_Prompt_
Of the lines below, count those containing the word "cannot". Reply with the number alone.

****************************************

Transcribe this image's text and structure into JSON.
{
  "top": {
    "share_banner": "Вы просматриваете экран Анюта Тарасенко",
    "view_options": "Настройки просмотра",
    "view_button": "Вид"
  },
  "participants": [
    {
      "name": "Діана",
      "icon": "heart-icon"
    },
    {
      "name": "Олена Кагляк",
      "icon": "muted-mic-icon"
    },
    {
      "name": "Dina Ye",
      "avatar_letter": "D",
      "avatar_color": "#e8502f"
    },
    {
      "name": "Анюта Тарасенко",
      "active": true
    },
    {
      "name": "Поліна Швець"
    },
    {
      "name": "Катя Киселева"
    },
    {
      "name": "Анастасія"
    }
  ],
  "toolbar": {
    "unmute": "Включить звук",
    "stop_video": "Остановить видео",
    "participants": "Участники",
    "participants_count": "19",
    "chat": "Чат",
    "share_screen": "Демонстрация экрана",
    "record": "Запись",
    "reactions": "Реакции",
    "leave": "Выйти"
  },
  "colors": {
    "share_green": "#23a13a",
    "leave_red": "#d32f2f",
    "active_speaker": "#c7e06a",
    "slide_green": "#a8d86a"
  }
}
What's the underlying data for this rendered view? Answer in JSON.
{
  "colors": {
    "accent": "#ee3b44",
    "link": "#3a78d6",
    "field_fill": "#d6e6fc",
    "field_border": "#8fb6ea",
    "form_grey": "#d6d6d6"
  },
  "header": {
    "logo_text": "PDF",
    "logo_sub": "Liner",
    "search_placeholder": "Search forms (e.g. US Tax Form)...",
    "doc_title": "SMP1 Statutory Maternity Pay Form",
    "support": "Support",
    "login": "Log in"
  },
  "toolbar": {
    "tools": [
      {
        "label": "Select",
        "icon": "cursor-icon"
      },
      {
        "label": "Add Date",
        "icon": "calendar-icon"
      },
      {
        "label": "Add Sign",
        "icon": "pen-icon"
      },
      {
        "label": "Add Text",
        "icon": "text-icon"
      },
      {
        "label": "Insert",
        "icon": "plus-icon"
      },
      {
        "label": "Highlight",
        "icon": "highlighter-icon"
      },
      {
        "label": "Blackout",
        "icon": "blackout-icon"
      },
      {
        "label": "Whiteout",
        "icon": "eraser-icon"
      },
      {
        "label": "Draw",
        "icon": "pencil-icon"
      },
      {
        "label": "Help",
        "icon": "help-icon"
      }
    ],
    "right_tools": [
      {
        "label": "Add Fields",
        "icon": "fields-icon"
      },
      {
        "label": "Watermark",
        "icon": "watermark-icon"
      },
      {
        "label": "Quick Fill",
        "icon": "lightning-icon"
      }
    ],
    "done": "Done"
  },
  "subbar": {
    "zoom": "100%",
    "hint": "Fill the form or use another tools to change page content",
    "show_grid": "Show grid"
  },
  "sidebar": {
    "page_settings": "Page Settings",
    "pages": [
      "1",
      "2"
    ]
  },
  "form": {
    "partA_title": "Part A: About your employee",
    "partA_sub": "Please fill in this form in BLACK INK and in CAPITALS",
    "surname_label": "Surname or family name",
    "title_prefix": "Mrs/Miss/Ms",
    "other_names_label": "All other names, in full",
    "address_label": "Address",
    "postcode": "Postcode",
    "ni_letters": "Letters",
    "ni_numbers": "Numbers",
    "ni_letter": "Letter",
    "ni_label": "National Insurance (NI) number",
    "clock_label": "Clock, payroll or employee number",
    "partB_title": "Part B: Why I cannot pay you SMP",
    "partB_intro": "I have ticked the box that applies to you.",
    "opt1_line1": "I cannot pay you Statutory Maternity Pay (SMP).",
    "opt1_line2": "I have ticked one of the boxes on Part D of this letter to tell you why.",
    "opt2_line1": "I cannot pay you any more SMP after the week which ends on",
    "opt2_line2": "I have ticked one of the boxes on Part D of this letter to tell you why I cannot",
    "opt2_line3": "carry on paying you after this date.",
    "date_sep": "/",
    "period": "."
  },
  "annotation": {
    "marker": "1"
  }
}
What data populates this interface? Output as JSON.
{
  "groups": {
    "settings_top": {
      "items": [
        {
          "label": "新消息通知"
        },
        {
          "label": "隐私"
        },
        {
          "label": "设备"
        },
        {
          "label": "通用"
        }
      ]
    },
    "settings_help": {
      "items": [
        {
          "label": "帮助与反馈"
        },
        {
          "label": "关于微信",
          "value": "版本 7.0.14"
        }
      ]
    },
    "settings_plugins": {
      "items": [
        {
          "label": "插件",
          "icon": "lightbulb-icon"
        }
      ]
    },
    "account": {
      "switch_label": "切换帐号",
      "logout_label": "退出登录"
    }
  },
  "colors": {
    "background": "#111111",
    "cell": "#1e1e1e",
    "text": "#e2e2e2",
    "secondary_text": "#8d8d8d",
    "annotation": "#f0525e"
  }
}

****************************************

_Exercise output_
4